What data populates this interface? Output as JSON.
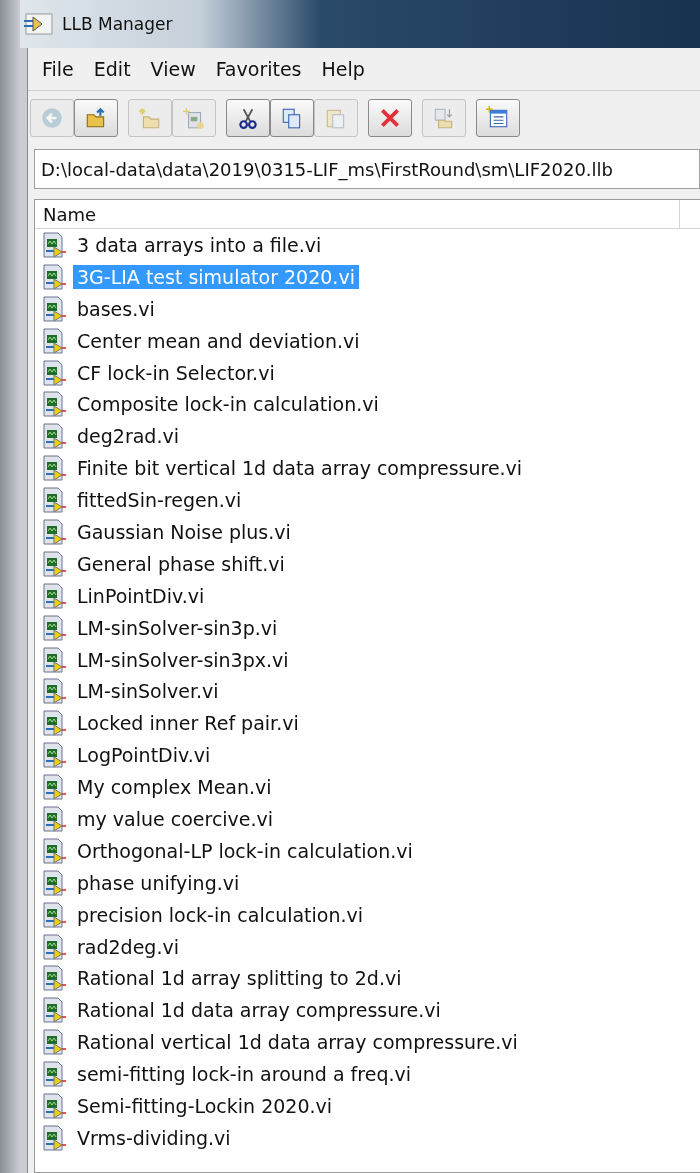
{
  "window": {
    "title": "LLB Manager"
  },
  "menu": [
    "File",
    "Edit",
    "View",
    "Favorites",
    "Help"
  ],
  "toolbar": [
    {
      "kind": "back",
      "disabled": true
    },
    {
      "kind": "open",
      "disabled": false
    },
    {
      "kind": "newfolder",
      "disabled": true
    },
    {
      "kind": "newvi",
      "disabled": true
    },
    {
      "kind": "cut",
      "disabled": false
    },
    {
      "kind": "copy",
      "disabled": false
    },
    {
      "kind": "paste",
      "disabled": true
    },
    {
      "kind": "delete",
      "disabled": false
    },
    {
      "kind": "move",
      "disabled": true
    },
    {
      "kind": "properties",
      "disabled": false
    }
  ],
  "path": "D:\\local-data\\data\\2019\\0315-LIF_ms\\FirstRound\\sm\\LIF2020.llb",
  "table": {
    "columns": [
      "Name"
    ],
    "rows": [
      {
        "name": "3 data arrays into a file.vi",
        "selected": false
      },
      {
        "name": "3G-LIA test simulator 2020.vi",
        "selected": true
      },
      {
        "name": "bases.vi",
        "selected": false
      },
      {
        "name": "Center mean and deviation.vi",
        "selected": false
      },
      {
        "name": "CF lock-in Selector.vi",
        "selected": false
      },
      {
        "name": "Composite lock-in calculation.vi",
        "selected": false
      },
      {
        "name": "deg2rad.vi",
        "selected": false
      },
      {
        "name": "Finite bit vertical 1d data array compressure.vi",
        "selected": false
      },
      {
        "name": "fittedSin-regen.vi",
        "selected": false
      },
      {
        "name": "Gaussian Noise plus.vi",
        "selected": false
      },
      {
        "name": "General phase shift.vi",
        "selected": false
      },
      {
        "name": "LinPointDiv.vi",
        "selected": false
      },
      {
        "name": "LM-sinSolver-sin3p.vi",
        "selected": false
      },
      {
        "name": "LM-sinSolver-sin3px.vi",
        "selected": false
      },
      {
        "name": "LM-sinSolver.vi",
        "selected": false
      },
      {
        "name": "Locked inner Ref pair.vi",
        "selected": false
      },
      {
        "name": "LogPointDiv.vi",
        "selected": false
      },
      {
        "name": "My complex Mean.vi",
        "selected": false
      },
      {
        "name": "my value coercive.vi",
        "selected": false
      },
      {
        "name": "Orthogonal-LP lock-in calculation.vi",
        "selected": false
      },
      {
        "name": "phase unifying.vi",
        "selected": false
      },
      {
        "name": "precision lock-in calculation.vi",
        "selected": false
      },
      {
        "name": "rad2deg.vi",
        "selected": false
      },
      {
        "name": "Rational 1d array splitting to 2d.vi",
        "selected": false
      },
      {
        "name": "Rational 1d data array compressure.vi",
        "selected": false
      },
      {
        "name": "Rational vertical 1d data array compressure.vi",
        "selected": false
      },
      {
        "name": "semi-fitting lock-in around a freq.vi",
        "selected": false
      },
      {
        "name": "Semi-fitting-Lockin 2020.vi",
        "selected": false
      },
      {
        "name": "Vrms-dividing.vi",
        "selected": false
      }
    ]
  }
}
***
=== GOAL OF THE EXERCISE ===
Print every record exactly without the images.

=== RESPONSE TO THIS TASK ===
What data populates this interface? Output as JSON.
{
  "window": {
    "title": "LLB Manager"
  },
  "menu": [
    "File",
    "Edit",
    "View",
    "Favorites",
    "Help"
  ],
  "toolbar": [
    {
      "kind": "back",
      "disabled": true
    },
    {
      "kind": "open",
      "disabled": false
    },
    {
      "kind": "newfolder",
      "disabled": true
    },
    {
      "kind": "newvi",
      "disabled": true
    },
    {
      "kind": "cut",
      "disabled": false
    },
    {
      "kind": "copy",
      "disabled": false
    },
    {
      "kind": "paste",
      "disabled": true
    },
    {
      "kind": "delete",
      "disabled": false
    },
    {
      "kind": "move",
      "disabled": true
    },
    {
      "kind": "properties",
      "disabled": false
    }
  ],
  "path": "D:\\local-data\\data\\2019\\0315-LIF_ms\\FirstRound\\sm\\LIF2020.llb",
  "table": {
    "columns": [
      "Name"
    ],
    "rows": [
      {
        "name": "3 data arrays into a file.vi",
        "selected": false
      },
      {
        "name": "3G-LIA test simulator 2020.vi",
        "selected": true
      },
      {
        "name": "bases.vi",
        "selected": false
      },
      {
        "name": "Center mean and deviation.vi",
        "selected": false
      },
      {
        "name": "CF lock-in Selector.vi",
        "selected": false
      },
      {
        "name": "Composite lock-in calculation.vi",
        "selected": false
      },
      {
        "name": "deg2rad.vi",
        "selected": false
      },
      {
        "name": "Finite bit vertical 1d data array compressure.vi",
        "selected": false
      },
      {
        "name": "fittedSin-regen.vi",
        "selected": false
      },
      {
        "name": "Gaussian Noise plus.vi",
        "selected": false
      },
      {
        "name": "General phase shift.vi",
        "selected": false
      },
      {
        "name": "LinPointDiv.vi",
        "selected": false
      },
      {
        "name": "LM-sinSolver-sin3p.vi",
        "selected": false
      },
      {
        "name": "LM-sinSolver-sin3px.vi",
        "selected": false
      },
      {
        "name": "LM-sinSolver.vi",
        "selected": false
      },
      {
        "name": "Locked inner Ref pair.vi",
        "selected": false
      },
      {
        "name": "LogPointDiv.vi",
        "selected": false
      },
      {
        "name": "My complex Mean.vi",
        "selected": false
      },
      {
        "name": "my value coercive.vi",
        "selected": false
      },
      {
        "name": "Orthogonal-LP lock-in calculation.vi",
        "selected": false
      },
      {
        "name": "phase unifying.vi",
        "selected": false
      },
      {
        "name": "precision lock-in calculation.vi",
        "selected": false
      },
      {
        "name": "rad2deg.vi",
        "selected": false
      },
      {
        "name": "Rational 1d array splitting to 2d.vi",
        "selected": false
      },
      {
        "name": "Rational 1d data array compressure.vi",
        "selected": false
      },
      {
        "name": "Rational vertical 1d data array compressure.vi",
        "selected": false
      },
      {
        "name": "semi-fitting lock-in around a freq.vi",
        "selected": false
      },
      {
        "name": "Semi-fitting-Lockin 2020.vi",
        "selected": false
      },
      {
        "name": "Vrms-dividing.vi",
        "selected": false
      }
    ]
  }
}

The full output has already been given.